##### SUPPLIED RECORDS
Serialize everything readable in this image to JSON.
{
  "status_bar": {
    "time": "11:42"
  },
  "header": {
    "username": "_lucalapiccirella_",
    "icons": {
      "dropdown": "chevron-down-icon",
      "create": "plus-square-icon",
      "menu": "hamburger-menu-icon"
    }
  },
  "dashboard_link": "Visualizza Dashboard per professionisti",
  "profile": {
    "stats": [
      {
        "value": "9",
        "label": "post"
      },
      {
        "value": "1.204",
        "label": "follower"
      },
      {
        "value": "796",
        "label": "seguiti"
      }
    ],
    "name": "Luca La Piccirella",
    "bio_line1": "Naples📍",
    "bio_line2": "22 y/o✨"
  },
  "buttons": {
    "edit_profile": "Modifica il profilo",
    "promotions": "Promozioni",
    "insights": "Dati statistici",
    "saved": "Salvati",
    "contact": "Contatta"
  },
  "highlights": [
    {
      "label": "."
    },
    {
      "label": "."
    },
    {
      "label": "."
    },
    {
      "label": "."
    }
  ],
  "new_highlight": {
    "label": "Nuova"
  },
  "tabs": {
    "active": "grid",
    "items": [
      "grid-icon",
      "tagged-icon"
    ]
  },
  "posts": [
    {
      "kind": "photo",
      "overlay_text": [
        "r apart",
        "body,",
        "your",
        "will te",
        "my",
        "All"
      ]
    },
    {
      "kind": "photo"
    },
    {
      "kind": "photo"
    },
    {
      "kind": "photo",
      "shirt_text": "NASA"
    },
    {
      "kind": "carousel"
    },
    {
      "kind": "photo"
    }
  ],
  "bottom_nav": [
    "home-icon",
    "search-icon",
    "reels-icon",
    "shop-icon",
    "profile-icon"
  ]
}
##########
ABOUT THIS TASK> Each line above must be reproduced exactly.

TASK RESPONSE>
Serialize everything readable in this image to JSON.
{
  "status_bar": {
    "time": "11:42"
  },
  "header": {
    "username": "_lucalapiccirella_",
    "icons": {
      "dropdown": "chevron-down-icon",
      "create": "plus-square-icon",
      "menu": "hamburger-menu-icon"
    }
  },
  "dashboard_link": "Visualizza Dashboard per professionisti",
  "profile": {
    "stats": [
      {
        "value": "9",
        "label": "post"
      },
      {
        "value": "1.204",
        "label": "follower"
      },
      {
        "value": "796",
        "label": "seguiti"
      }
    ],
    "name": "Luca La Piccirella",
    "bio_line1": "Naples📍",
    "bio_line2": "22 y/o✨"
  },
  "buttons": {
    "edit_profile": "Modifica il profilo",
    "promotions": "Promozioni",
    "insights": "Dati statistici",
    "saved": "Salvati",
    "contact": "Contatta"
  },
  "highlights": [
    {
      "label": "."
    },
    {
      "label": "."
    },
    {
      "label": "."
    },
    {
      "label": "."
    }
  ],
  "new_highlight": {
    "label": "Nuova"
  },
  "tabs": {
    "active": "grid",
    "items": [
      "grid-icon",
      "tagged-icon"
    ]
  },
  "posts": [
    {
      "kind": "photo",
      "overlay_text": [
        "r apart",
        "body,",
        "your",
        "will te",
        "my",
        "All"
      ]
    },
    {
      "kind": "photo"
    },
    {
      "kind": "photo"
    },
    {
      "kind": "photo",
      "shirt_text": "NASA"
    },
    {
      "kind": "carousel"
    },
    {
      "kind": "photo"
    }
  ],
  "bottom_nav": [
    "home-icon",
    "search-icon",
    "reels-icon",
    "shop-icon",
    "profile-icon"
  ]
}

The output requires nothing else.